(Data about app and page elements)
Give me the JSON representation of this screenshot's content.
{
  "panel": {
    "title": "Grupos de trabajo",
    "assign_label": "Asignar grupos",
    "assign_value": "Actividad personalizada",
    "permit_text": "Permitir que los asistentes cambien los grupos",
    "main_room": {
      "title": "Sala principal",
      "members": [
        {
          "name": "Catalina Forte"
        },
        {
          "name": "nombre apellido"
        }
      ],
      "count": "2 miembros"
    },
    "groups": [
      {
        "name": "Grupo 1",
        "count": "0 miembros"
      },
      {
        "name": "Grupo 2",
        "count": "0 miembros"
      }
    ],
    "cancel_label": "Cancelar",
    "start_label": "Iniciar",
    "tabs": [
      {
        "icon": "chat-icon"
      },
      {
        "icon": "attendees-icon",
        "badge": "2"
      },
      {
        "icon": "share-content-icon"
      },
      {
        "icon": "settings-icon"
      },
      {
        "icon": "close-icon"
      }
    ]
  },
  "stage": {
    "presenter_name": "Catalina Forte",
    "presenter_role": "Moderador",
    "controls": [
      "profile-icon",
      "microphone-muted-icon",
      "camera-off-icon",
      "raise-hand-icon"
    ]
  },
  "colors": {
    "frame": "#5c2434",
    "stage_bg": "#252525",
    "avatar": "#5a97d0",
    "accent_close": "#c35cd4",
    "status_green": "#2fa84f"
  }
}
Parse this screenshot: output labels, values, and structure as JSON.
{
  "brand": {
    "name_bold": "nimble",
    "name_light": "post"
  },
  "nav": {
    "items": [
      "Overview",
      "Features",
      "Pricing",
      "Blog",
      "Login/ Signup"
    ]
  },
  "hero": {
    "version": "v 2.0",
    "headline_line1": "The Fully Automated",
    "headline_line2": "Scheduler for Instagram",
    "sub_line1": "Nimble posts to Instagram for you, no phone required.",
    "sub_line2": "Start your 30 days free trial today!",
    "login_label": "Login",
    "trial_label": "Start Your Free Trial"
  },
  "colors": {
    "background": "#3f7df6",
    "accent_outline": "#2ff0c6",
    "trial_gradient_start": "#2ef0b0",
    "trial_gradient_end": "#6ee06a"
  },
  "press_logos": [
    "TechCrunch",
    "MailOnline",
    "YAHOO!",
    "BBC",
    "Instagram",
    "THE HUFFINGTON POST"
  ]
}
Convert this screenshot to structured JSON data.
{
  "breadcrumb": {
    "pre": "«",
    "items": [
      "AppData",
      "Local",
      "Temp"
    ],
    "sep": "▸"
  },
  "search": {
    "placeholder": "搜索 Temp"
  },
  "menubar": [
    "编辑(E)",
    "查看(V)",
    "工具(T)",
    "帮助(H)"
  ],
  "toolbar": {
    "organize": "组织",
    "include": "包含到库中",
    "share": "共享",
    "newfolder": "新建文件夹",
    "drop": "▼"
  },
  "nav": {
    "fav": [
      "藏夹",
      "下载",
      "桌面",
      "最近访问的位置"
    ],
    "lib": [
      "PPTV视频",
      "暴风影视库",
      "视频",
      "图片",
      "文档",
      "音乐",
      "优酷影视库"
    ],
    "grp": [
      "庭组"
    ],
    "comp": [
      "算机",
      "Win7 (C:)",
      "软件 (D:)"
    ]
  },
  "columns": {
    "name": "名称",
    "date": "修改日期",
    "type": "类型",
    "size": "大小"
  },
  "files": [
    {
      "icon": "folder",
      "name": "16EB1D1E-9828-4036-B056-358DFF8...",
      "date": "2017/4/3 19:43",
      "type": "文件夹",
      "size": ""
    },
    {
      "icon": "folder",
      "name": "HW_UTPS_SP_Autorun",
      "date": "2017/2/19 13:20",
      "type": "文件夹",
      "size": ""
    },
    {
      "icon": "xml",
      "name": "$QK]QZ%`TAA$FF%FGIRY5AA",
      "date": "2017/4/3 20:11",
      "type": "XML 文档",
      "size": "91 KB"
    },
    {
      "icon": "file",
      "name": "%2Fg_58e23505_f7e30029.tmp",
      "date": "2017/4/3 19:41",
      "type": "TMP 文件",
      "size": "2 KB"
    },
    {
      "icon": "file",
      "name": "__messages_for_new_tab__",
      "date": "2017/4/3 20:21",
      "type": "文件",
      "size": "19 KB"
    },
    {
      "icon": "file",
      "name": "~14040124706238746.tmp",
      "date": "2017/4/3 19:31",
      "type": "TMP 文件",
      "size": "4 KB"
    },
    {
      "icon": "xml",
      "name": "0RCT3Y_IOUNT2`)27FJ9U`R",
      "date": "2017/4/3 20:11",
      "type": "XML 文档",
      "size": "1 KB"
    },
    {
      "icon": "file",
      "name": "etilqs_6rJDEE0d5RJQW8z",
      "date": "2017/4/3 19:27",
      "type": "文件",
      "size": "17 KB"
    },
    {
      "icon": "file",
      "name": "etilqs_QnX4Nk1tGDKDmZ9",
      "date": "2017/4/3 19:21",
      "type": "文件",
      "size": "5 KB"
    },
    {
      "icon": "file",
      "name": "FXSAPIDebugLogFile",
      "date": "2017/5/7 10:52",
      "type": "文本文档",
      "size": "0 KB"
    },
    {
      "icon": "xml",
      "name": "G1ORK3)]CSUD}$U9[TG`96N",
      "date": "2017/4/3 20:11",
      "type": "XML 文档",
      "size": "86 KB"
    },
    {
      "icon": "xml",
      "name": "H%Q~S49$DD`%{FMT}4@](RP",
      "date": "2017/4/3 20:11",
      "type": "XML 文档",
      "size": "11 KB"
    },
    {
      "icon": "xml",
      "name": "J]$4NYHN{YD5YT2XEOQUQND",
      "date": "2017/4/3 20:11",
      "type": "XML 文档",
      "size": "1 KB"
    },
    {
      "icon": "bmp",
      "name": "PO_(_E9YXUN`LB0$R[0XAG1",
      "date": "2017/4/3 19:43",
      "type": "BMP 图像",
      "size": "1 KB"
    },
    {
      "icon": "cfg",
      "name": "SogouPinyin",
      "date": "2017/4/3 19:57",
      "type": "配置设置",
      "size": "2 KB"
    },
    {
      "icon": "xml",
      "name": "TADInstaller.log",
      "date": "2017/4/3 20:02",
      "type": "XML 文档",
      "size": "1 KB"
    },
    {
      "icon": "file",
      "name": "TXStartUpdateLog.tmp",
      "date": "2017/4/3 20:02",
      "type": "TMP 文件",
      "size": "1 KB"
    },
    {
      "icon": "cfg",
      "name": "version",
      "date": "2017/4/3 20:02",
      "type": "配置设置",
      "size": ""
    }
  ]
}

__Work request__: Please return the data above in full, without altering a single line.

__Finished task__:
Give me the JSON representation of this screenshot's content.
{
  "panel": {
    "title": "Grupos de trabajo",
    "assign_label": "Asignar grupos",
    "assign_value": "Actividad personalizada",
    "permit_text": "Permitir que los asistentes cambien los grupos",
    "main_room": {
      "title": "Sala principal",
      "members": [
        {
          "name": "Catalina Forte"
        },
        {
          "name": "nombre apellido"
        }
      ],
      "count": "2 miembros"
    },
    "groups": [
      {
        "name": "Grupo 1",
        "count": "0 miembros"
      },
      {
        "name": "Grupo 2",
        "count": "0 miembros"
      }
    ],
    "cancel_label": "Cancelar",
    "start_label": "Iniciar",
    "tabs": [
      {
        "icon": "chat-icon"
      },
      {
        "icon": "attendees-icon",
        "badge": "2"
      },
      {
        "icon": "share-content-icon"
      },
      {
        "icon": "settings-icon"
      },
      {
        "icon": "close-icon"
      }
    ]
  },
  "stage": {
    "presenter_name": "Catalina Forte",
    "presenter_role": "Moderador",
    "controls": [
      "profile-icon",
      "microphone-muted-icon",
      "camera-off-icon",
      "raise-hand-icon"
    ]
  },
  "colors": {
    "frame": "#5c2434",
    "stage_bg": "#252525",
    "avatar": "#5a97d0",
    "accent_close": "#c35cd4",
    "status_green": "#2fa84f"
  }
}
Parse this screenshot: output labels, values, and structure as JSON.
{
  "brand": {
    "name_bold": "nimble",
    "name_light": "post"
  },
  "nav": {
    "items": [
      "Overview",
      "Features",
      "Pricing",
      "Blog",
      "Login/ Signup"
    ]
  },
  "hero": {
    "version": "v 2.0",
    "headline_line1": "The Fully Automated",
    "headline_line2": "Scheduler for Instagram",
    "sub_line1": "Nimble posts to Instagram for you, no phone required.",
    "sub_line2": "Start your 30 days free trial today!",
    "login_label": "Login",
    "trial_label": "Start Your Free Trial"
  },
  "colors": {
    "background": "#3f7df6",
    "accent_outline": "#2ff0c6",
    "trial_gradient_start": "#2ef0b0",
    "trial_gradient_end": "#6ee06a"
  },
  "press_logos": [
    "TechCrunch",
    "MailOnline",
    "YAHOO!",
    "BBC",
    "Instagram",
    "THE HUFFINGTON POST"
  ]
}
Convert this screenshot to structured JSON data.
{
  "breadcrumb": {
    "pre": "«",
    "items": [
      "AppData",
      "Local",
      "Temp"
    ],
    "sep": "▸"
  },
  "search": {
    "placeholder": "搜索 Temp"
  },
  "menubar": [
    "编辑(E)",
    "查看(V)",
    "工具(T)",
    "帮助(H)"
  ],
  "toolbar": {
    "organize": "组织",
    "include": "包含到库中",
    "share": "共享",
    "newfolder": "新建文件夹",
    "drop": "▼"
  },
  "nav": {
    "fav": [
      "藏夹",
      "下载",
      "桌面",
      "最近访问的位置"
    ],
    "lib": [
      "PPTV视频",
      "暴风影视库",
      "视频",
      "图片",
      "文档",
      "音乐",
      "优酷影视库"
    ],
    "grp": [
      "庭组"
    ],
    "comp": [
      "算机",
      "Win7 (C:)",
      "软件 (D:)"
    ]
  },
  "columns": {
    "name": "名称",
    "date": "修改日期",
    "type": "类型",
    "size": "大小"
  },
  "files": [
    {
      "icon": "folder",
      "name": "16EB1D1E-9828-4036-B056-358DFF8...",
      "date": "2017/4/3 19:43",
      "type": "文件夹",
      "size": ""
    },
    {
      "icon": "folder",
      "name": "HW_UTPS_SP_Autorun",
      "date": "2017/2/19 13:20",
      "type": "文件夹",
      "size": ""
    },
    {
      "icon": "xml",
      "name": "$QK]QZ%`TAA$FF%FGIRY5AA",
      "date": "2017/4/3 20:11",
      "type": "XML 文档",
      "size": "91 KB"
    },
    {
      "icon": "file",
      "name": "%2Fg_58e23505_f7e30029.tmp",
      "date": "2017/4/3 19:41",
      "type": "TMP 文件",
      "size": "2 KB"
    },
    {
      "icon": "file",
      "name": "__messages_for_new_tab__",
      "date": "2017/4/3 20:21",
      "type": "文件",
      "size": "19 KB"
    },
    {
      "icon": "file",
      "name": "~14040124706238746.tmp",
      "date": "2017/4/3 19:31",
      "type": "TMP 文件",
      "size": "4 KB"
    },
    {
      "icon": "xml",
      "name": "0RCT3Y_IOUNT2`)27FJ9U`R",
      "date": "2017/4/3 20:11",
      "type": "XML 文档",
      "size": "1 KB"
    },
    {
      "icon": "file",
      "name": "etilqs_6rJDEE0d5RJQW8z",
      "date": "2017/4/3 19:27",
      "type": "文件",
      "size": "17 KB"
    },
    {
      "icon": "file",
      "name": "etilqs_QnX4Nk1tGDKDmZ9",
      "date": "2017/4/3 19:21",
      "type": "文件",
      "size": "5 KB"
    },
    {
      "icon": "file",
      "name": "FXSAPIDebugLogFile",
      "date": "2017/5/7 10:52",
      "type": "文本文档",
      "size": "0 KB"
    },
    {
      "icon": "xml",
      "name": "G1ORK3)]CSUD}$U9[TG`96N",
      "date": "2017/4/3 20:11",
      "type": "XML 文档",
      "size": "86 KB"
    },
    {
      "icon": "xml",
      "name": "H%Q~S49$DD`%{FMT}4@](RP",
      "date": "2017/4/3 20:11",
      "type": "XML 文档",
      "size": "11 KB"
    },
    {
      "icon": "xml",
      "name": "J]$4NYHN{YD5YT2XEOQUQND",
      "date": "2017/4/3 20:11",
      "type": "XML 文档",
      "size": "1 KB"
    },
    {
      "icon": "bmp",
      "name": "PO_(_E9YXUN`LB0$R[0XAG1",
      "date": "2017/4/3 19:43",
      "type": "BMP 图像",
      "size": "1 KB"
    },
    {
      "icon": "cfg",
      "name": "SogouPinyin",
      "date": "2017/4/3 19:57",
      "type": "配置设置",
      "size": "2 KB"
    },
    {
      "icon": "xml",
      "name": "TADInstaller.log",
      "date": "2017/4/3 20:02",
      "type": "XML 文档",
      "size": "1 KB"
    },
    {
      "icon": "file",
      "name": "TXStartUpdateLog.tmp",
      "date": "2017/4/3 20:02",
      "type": "TMP 文件",
      "size": "1 KB"
    },
    {
      "icon": "cfg",
      "name": "version",
      "date": "2017/4/3 20:02",
      "type": "配置设置",
      "size": ""
    }
  ]
}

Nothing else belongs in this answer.